Today is the day that has come to be known as Black Friday, the Friday after the fourth Thursday in November (American Thanksgiving), which has come to be known at least symbolically as the first shopping day of the holiday season. Curiously, it has held this distinction even as some stores have began decorating for the winter holidays earlier than Thanksgiving.
Among one of the more interesting recent developments, REI has chosen to close the doors of its retail outlets, and even urging customers to go outside instead with the #optoutside campaign. I see this as quite the bold and commendable move, and may well be the lead in an inevitable wave of backlash against the Black Friday tradition.
Now, I’m not against Black Friday by any means, but the reality is that many shoppers are seeing Black Friday for what it is: consumerism for the sake of consumerism, and in many cases, marketing for the sake of marketing. Like anyone with an interest in the profession, I admire good marketing, but I just can’t shake the thought that Black Friday as a marketing/sales tool has run its course.
Part of what is starting to kill Black Friday is the decision of many retailers, for better or worse, to open for part of Thanksgiving (typically from 6pm or so) when they would not in years past (the so-called “Gray Thursday”). The backlash from this has grown each year, with many refusing to shop on Thanksgiving in protest. Part of the backlash is due to retailers not giving employees the option to freely opt out of working on a holiday. While I can understand the retailers not wanting to do this, the effects of the bad PR will often more than offset whatever sales totals come up for a holiday. There was a time when a store opening on a holiday was a flagrant taboo, something that Just Wasn’t Done.

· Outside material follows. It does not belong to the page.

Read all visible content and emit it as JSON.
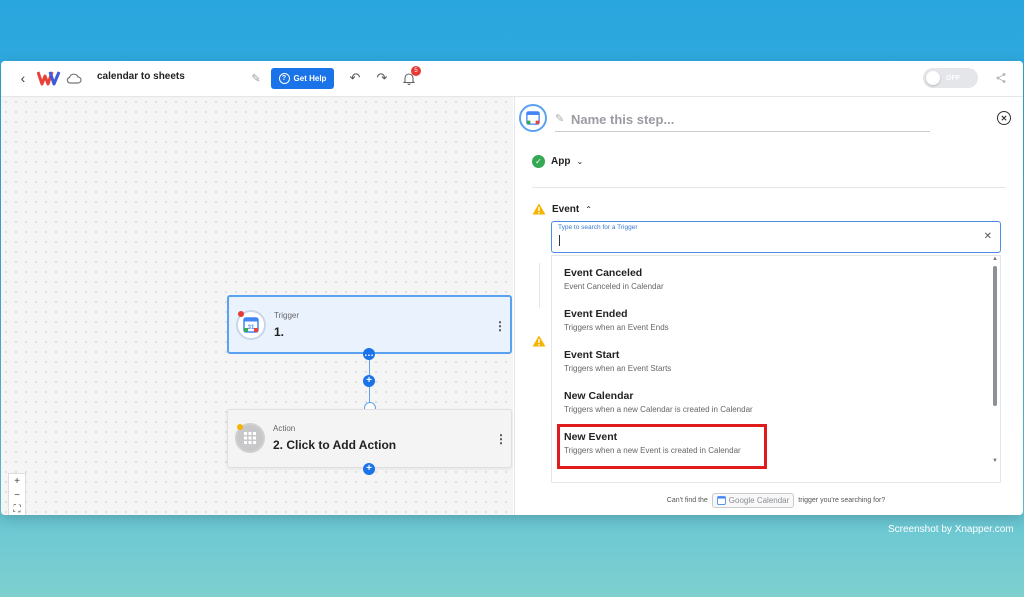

We’ve changed to a 24-hour society, where even on a holiday there are things that need to be done, and things happen like running out of aluminum foil or Aunt Ethel’s favorite diet soda on Thanksgiving morning.
The reality of it is, I don’t see Black Friday going anywhere soon. The actual term for the post-Thanksgiving shopping rush has been with us for a good four decades. Even with Christmas creep, it will take a lot to fully take down this tradition; in fact, it may be the key to ending “Christmas creep” which I personally think is much worse than one day of flagrant consumerism and marketing. Yes, Nordstrom is on to something by refusing to decorate for Christmas until after Thanksgiving, and I wish more stores would follow Nordstrom’s lead. It’s bad enough when Halloween items are out in early September, right after the back-to-school promotions conclude.